Col. Denise M. Donnell, left, discusses mission requirements for the New York Air National Guard. She is
the first female commander of the Air Expeditionary Group for Support Forces Antarctica.
Donnell first female commander of Air Expeditionary Group for military in Antarctica
By Laura Gerwin, Special to the Sun
Posted June 15, 2015
Col. Denise M. Donnell has chased pirates in the South China Sea and flown all manner of aircraft, from the sub-hunting P-3 Orion to the massive, cargo-carrying C-5 Galaxy. But perhaps one of the best parts of her job brings her to Antarctica each austral summer.
The first female commander of the Air Expeditionary Group (AEG) for Support Forces Antarctica, Donnell oversees all the moving parts of the military support – known as Operation Deep Freeze – at McMurdo Station in coordination with the National Science Foundation, which manages the U.S. Antarctic Program.
“The sense of being part of something bigger than yourself, whether it is the National Science Foundation or the New York Air National Guard, is a pretty incredible feeling and one of the best things I have got out of being in the military,” says the pilot, wife and mother of two. “It’s an opportunity of a lifetime to be in Antarctica.”

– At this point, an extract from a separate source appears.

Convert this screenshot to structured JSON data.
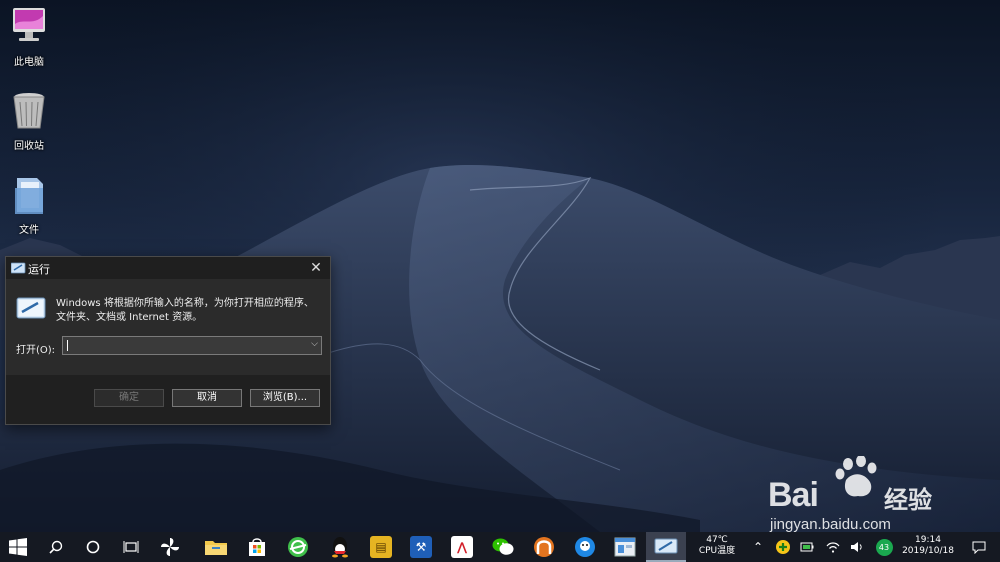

When not on the Ice, Donnell is the commander of the 109th Maintenance Group of the 109th Airlift Wing at Stratton Air National Guard Base in New York. The 109th Airlift Wing works to support the 139th Airlift Squadron, which is tasked primarily with flying the ski-equipped LC-130 across the continent. The position of AEG commander rotates among several officers during the season.
The daughter of a Navy doctor dad and a Navy nurse mom, it just made sense to go to Georgetown University, graduate in international politics and become a pilot. After falling in love with a former Army Ranger and moving to New York, Donnell flew with the Air National Guard before accepting the position of group commander.
“One of the best jobs in the Air Force is maintenance officer and pilot,” she explains. “You just can’t beat that combination. I get to fly the airplanes and work with the guys who fix them; it’s the best of both worlds.”
This non-traditional role is a bit like having two full-time jobs, but Donnell feels it helps give her a better perspective. The colonel has flown a variety of aircrafts: the P-3 Orion sub-hunter, the C-5 Galaxy, the C-17 Globemaster and the LC-130 Hercules to name a few.
“The C-5 is big and opens both from the front and back, and the C-17 is just cool,” she says.
Her strategy for balancing family and career is getting eight hours of sleep a night and having a supportive husband. Maintaining a sense of humor and situational awareness also helps to keep a balance. When not far from home, Donnell loves to hold her kids’ hands and is on her way to hiking the highest 46 peaks in the Adirondacks, having summited three so far.
She also wants to learn how to play the piano, laughing as she says, “We own a piano and that’s the first step.”
Donnell says she thinks her role in life as a mother and military officer gives her children a sense that they can do whatever they want to do in life.
“Any working woman or working dad needs to give their kids a sense that anything is possible,” she says. “I can be a pilot and a commander in the military and deploy to Antarctica.”
The deployment to Antarctica is unique for her because most of the people aren’t in the military but work in other areas of support or research. Donnell says she finds it refreshing to be at McMurdo Station due to the diverse population.
“You have people here that have biked across Asia or have worked on archaeological digs,” she says. “It is exciting to hear a different perspective on life; it’s fun and it makes you think.”
Other favorite deployment moments include flying the Orion P3 during a surface surveillance mission chasing pirates in the South China Sea, and being launched on a search and rescue mission to find a stranded sailboat with three people aboard.
“Locating them and dropping supplies with about 15 minutes of fuel left to execute the mission was pretty awesome and rewarding,” she recalls.
Donnell’s role in the military, as a woman, is a rare one.
“I’ve never considered myself to be a trailblazer. I’ve just worked as hard as possible to be the best pilot, officer, and commander that I can be,” she says. “I have been part of something pretty awesome. Something bigger than myself: It makes a difference if Denise Donnell gets up and comes to work.”